Crime victims who are deaf or hard of hearing may not report crimes for a variety of reasons, including that the process of reporting crimes is not accessible to them, that they fear they will not be believed, or that they believe nothing will happen after they report the crime.
JoAnne Aubrey has spent many years working to help victims of domestic violence. Her own experience with domestic violence has caused her to speak out for victims and give back to her community. As a former domestic relations attorney, JoAnne comes to Ohio Crime Victim Justice Center with a special set of skills that have been invaluable in assisting the organization.
Persons who are deaf or hard of hearing have numerous special rights during the criminal justice process. These rights are designed to ensure that persons who are deaf or hard of hearing have access to the criminal justice process and system. Some of those rights are laid out in the Americans with Disabilities Act (“ADA”) and others come from state law.
The purpose of Deaf Awareness Month is to increase awareness of the individuals, culture, and concerns in the deaf community. Due to the communication barrier between hearing individuals and deaf individuals, the deaf community is often isolated from the hearing community. This isolation has led to a different culture that may not be known or understood by many in the hearing community. Increased awareness is the first step in bridging the gap between the hearing and deaf communities.
Whether you work for organizations that are for-profit, non-profit, or government, you may be the first resource to a crime victim and the first step in helping victims transition into survivors.
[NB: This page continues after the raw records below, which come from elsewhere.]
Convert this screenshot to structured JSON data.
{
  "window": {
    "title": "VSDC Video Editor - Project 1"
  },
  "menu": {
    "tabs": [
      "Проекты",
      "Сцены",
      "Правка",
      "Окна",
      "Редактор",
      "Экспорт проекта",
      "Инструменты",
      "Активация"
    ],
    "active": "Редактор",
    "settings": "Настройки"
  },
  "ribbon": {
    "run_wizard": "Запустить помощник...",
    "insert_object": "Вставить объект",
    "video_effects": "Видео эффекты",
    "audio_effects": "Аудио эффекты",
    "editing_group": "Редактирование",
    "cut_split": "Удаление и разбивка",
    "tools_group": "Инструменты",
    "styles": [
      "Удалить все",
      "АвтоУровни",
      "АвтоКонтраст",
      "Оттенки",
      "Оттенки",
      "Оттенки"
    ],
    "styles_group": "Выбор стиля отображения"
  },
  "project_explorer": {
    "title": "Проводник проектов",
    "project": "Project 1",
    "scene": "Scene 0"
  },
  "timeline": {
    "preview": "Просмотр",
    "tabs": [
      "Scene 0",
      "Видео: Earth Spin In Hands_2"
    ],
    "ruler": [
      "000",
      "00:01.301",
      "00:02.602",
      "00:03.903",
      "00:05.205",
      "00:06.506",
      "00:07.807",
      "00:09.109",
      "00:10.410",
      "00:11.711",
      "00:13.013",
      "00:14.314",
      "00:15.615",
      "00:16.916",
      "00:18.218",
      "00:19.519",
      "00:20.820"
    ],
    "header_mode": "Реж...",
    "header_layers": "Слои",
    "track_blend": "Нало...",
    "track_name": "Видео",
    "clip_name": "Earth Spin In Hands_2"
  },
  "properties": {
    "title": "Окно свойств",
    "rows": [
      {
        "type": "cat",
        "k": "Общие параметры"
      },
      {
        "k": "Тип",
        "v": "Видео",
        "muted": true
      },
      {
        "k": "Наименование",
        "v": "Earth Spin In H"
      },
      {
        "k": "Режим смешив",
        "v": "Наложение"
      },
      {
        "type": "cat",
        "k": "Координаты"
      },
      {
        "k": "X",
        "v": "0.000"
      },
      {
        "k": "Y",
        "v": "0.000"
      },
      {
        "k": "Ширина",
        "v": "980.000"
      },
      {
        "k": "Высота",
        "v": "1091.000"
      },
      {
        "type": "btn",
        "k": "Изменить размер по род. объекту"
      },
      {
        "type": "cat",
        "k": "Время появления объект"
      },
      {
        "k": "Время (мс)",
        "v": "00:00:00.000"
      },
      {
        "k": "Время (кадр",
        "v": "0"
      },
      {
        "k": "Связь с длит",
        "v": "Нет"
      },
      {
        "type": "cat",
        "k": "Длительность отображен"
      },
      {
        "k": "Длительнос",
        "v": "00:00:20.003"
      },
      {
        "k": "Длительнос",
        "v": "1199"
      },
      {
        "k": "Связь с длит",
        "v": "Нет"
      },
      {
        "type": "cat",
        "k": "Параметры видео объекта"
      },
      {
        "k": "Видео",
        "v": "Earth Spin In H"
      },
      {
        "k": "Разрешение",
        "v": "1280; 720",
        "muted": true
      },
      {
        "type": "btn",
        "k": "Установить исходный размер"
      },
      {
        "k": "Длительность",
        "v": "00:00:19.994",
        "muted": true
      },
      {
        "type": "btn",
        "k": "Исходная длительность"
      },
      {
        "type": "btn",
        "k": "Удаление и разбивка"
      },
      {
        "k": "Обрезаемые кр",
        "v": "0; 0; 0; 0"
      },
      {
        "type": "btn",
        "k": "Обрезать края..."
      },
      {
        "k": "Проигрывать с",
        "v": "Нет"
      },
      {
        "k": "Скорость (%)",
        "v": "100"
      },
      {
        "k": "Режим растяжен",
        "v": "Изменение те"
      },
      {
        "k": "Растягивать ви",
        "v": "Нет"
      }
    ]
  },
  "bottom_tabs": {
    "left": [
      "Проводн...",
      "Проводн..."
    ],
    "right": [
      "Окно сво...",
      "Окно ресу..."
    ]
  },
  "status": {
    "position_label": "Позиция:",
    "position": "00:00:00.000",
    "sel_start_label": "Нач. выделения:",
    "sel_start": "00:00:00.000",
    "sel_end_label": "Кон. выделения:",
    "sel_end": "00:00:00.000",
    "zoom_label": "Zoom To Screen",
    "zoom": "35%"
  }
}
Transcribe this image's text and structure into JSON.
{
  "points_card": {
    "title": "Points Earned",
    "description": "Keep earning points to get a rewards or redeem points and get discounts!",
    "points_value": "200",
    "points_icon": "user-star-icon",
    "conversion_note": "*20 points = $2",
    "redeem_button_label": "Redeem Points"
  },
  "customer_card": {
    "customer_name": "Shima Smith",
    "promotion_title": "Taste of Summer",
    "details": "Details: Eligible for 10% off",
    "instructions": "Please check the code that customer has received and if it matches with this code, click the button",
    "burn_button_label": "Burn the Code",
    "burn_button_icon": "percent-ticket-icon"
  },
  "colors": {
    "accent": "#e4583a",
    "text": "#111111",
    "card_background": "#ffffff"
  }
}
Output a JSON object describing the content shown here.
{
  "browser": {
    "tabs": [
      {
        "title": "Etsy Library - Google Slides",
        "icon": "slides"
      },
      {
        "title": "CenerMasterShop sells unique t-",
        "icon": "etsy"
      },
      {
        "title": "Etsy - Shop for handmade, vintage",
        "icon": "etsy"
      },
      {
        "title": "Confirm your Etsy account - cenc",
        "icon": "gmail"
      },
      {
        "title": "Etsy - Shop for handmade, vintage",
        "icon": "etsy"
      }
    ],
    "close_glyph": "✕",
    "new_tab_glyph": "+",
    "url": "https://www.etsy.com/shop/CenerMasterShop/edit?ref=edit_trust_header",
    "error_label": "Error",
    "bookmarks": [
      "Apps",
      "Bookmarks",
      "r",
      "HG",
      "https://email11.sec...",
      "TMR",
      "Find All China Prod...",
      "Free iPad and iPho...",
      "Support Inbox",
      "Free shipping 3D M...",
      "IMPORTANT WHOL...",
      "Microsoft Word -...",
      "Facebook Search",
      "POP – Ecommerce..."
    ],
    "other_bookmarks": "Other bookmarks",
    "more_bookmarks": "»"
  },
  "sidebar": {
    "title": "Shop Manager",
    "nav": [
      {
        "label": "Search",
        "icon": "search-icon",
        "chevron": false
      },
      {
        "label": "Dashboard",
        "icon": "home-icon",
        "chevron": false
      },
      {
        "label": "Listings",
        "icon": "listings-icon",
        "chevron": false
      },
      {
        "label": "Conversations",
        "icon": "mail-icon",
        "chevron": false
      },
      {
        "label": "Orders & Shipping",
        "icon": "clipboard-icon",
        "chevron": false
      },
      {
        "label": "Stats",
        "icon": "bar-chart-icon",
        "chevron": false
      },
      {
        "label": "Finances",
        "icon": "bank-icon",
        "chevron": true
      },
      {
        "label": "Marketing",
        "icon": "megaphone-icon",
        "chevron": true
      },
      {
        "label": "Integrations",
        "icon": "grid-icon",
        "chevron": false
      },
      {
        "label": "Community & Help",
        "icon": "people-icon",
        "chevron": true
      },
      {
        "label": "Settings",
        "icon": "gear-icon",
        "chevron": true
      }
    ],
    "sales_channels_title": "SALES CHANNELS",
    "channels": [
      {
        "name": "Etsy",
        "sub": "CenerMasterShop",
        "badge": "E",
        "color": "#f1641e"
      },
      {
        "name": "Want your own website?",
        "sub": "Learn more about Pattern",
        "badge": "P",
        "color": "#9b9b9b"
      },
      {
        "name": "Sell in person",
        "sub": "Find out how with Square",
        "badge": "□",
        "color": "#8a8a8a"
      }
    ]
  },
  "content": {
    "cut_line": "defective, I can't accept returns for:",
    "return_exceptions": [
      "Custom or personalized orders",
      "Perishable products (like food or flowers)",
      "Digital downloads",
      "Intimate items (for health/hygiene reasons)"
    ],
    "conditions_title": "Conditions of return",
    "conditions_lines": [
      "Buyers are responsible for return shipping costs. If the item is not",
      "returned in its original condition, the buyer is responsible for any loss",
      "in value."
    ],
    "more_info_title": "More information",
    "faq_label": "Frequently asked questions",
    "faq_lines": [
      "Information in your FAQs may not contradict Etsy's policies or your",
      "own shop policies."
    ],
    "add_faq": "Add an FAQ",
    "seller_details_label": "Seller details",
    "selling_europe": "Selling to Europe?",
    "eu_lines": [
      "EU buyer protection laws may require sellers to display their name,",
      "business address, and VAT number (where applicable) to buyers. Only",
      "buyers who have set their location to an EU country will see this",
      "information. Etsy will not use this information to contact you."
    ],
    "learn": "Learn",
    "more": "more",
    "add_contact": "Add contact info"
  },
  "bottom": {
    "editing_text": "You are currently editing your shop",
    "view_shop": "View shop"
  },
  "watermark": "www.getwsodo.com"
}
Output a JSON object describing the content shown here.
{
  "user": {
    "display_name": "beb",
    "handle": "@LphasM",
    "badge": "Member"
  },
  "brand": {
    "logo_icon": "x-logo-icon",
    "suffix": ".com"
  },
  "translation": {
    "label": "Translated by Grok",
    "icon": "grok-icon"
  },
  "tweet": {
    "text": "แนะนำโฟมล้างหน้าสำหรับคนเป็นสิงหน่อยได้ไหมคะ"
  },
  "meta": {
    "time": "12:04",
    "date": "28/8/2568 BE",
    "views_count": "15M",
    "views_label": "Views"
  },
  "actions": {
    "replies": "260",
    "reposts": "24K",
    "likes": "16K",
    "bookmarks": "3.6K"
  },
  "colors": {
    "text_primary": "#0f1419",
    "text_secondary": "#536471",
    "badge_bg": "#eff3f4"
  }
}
Artina is a local promotional product company located in Powell, Ohio. Artina has supported Ohio Crime Victim Justice Center for over a decade. The business was started by Chris Bouzounis in 1967 and is named after his son and daughter, Art and Matina, who serve as the president and vice president of marketing. What started out as a small business with one printing press in the basement has grown to serve over 2,500 clients.